As the Formula 1 teams became under intensive pressure not to take part in the forthcoming race in Bahrain, the health of two of the most prominent human rights activists has deteriorated sharply in the past two days. Abdul Hadi Al Khawana, 51, and his daughter, Zainab, 29 began hunger strike last Sunday in protest at the way they were treated by the prison authorities and lack of access to their families. Mr Al Khawaja is protesting against the increasing brutality of the prison authorities, the use of torture even against those who had been sentenced and the monitoring regime of the family visits that had become less frequent. His daughter, Zainab is protesting against the way she has been prevented from seeing her three-years daughter, Joud. The health of both has deteriorated in the past two days and calls have been made to transfer them to the hospital for emergency treatment. Sources close to the Alkhalifa said that the regime prefers to have them dead as they have repe atedly challenged its policies of extra-judicial killings and systematic torture.
Meanwhile, the Bahrain Centre for Human Rights has issued a statement expressing concern at the health of Abdul Hadi and Zainab and calling for their immediate release. Also, Nabeel Rajab called Abdul Hadi’s wife urging her to remain composed and patient. He asked her to feel proud to have such husband and daughter. Despite his pains and chains, Mr Rajab has proven himself to possess great leadership and humane qualities.
A Kuwaiti blogger and human rights activist, Nawaf Al Hendal said on his Twitter on Thursday that he had been banned from entering Bahrain. He was on his way via the Bahrain-Saudi causeway, attempting to enter Bahrain when he was stopped and told that he was “persona non grata” and should go back to Kuwait. He described how a person in plain clothes informed him of the decision by the ruling family that he was “no longer welcomed in Bahrain”. Bahraini activists have apologised to Mr Al Hendal for being turned away by a murderous regime.
The people’s Revolution has continued unabated. The past week has seen protests and demonstrations in most areas, especially after night fall. Several people were injured, some of them seriously as the dictator continued to issue orders to his troops to shoot at peaceful protesters. The situation is becoming desperate especially that the “dialogue” that started one month ago has practically come to a halt as Bahrainis declared their opposition to any political settlement that leaves the ruling family in charge. The jailed leaders have rejected this meaningless “dialogue” between the political societies and agents of the regime.

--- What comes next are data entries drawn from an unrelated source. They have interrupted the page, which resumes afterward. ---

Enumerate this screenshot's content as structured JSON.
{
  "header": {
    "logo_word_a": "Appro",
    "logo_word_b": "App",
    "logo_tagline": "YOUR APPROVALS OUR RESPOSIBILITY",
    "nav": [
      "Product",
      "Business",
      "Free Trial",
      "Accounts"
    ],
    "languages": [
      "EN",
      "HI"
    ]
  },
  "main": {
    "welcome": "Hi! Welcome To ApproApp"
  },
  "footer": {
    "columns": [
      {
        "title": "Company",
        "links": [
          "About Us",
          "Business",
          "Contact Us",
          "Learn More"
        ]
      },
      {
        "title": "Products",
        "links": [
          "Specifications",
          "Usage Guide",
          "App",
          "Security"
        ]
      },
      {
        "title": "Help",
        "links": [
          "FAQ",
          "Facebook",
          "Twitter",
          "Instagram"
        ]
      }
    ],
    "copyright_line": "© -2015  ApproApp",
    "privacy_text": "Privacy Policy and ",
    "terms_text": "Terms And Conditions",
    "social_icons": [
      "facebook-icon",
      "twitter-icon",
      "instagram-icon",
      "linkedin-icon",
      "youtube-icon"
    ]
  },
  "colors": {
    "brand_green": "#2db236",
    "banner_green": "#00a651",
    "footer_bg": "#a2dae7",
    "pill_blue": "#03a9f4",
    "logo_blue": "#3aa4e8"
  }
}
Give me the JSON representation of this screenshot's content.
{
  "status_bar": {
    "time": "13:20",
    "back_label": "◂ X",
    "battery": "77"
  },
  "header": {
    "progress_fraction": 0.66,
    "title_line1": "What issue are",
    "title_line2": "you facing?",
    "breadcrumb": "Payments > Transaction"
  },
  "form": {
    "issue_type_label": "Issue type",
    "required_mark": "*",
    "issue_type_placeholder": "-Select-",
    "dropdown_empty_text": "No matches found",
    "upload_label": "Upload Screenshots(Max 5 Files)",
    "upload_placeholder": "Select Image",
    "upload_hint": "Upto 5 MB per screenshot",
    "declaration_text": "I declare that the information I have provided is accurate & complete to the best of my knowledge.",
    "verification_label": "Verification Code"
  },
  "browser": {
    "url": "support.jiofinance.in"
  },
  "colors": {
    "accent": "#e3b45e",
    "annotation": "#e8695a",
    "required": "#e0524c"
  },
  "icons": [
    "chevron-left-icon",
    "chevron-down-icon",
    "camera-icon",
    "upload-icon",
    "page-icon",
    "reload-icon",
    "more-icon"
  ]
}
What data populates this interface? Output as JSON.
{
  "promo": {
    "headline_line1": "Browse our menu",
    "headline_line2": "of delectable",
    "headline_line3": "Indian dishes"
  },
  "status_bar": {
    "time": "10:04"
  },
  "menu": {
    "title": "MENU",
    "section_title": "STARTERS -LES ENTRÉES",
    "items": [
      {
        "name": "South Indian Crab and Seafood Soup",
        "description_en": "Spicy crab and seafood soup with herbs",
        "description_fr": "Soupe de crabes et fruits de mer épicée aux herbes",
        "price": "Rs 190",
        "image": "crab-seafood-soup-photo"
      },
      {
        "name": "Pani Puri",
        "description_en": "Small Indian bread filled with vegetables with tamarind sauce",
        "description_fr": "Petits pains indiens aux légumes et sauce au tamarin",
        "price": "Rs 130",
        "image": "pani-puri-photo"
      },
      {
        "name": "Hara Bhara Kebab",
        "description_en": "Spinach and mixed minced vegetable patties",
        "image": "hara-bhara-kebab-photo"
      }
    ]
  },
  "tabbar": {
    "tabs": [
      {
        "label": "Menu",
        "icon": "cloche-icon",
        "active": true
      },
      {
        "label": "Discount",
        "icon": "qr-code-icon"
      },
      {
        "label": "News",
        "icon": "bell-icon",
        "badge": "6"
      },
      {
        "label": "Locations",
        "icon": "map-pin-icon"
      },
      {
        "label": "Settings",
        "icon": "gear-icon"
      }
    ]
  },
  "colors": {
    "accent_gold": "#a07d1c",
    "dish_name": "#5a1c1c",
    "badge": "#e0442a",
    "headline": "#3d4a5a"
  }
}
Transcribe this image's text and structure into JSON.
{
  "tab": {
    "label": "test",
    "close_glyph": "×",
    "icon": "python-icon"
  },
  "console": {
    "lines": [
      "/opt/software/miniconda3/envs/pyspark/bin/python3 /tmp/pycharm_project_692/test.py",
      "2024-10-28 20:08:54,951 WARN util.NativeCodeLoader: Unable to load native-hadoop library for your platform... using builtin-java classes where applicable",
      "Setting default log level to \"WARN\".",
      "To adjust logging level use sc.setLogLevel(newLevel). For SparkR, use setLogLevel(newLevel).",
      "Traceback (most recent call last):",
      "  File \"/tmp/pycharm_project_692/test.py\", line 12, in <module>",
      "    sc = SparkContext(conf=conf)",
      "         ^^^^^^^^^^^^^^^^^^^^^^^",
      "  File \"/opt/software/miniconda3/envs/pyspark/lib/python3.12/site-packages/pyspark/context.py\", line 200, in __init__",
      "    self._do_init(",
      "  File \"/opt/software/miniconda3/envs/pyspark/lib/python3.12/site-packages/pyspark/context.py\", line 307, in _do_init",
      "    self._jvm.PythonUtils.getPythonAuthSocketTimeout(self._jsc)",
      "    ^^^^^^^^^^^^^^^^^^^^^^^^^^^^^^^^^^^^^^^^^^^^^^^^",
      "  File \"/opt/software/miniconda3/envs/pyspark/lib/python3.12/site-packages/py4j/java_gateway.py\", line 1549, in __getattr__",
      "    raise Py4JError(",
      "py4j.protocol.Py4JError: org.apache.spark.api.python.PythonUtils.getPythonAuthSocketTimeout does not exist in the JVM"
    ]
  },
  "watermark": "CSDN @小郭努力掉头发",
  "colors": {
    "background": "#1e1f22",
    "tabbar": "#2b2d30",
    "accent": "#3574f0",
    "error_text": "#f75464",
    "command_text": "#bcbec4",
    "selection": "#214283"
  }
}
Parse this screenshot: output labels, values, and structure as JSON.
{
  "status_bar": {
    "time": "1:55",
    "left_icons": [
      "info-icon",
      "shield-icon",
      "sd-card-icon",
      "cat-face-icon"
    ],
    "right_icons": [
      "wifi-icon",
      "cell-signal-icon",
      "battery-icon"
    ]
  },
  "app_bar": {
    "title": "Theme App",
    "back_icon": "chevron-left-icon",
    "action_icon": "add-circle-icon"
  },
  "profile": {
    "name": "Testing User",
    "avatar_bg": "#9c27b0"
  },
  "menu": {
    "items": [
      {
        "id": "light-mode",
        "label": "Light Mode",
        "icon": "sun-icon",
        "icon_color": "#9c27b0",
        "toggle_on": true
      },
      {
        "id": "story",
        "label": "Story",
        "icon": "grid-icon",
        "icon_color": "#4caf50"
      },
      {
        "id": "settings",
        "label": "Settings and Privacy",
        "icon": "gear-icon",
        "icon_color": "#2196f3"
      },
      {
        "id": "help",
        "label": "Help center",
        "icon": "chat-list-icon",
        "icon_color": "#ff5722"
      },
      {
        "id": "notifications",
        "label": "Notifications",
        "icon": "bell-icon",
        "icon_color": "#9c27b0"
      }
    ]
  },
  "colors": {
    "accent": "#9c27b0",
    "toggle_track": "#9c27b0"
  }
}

At another level, the ProPublica website reported that the International Peace Institute, a New York-based think tank closely associated with the United Nations, announced last month an agreement to open an office in Bahrain to “promote development, peace and international security.” Institute President Terje Rød-Larsen, a veteran diplomat in the Mideast who is also a United Nations under-secretary-general, said that taking money from Bahrain’s government would not compromise the institute’s work. He declined to say how much money Bahrain is providing. Rød-Larsen has been a frequent visitor to Bahrain in recent years, regularly meeting with government officials both in his capacity as the institute’s president and as a U.N. official. Organized as a nonprofit charity in New York, the institute had a budget of nearly $11 million in 2011 and Rød-Larsen received about $495,000 in compensation. According to the group’s 2011 annual report, its major donors that year included the United States, several governments in Europe, as well as Bahraini regional allies Qatar and the United Arab Emirates. The institute’s international advisory council includes Prince Turki Al-Faisal, the former head of Saudi intelligence. Saudi Arabia sent troops to help put down the protests in Bahrain in 2011.
Bahrain Freedom Movement
22nd March 2013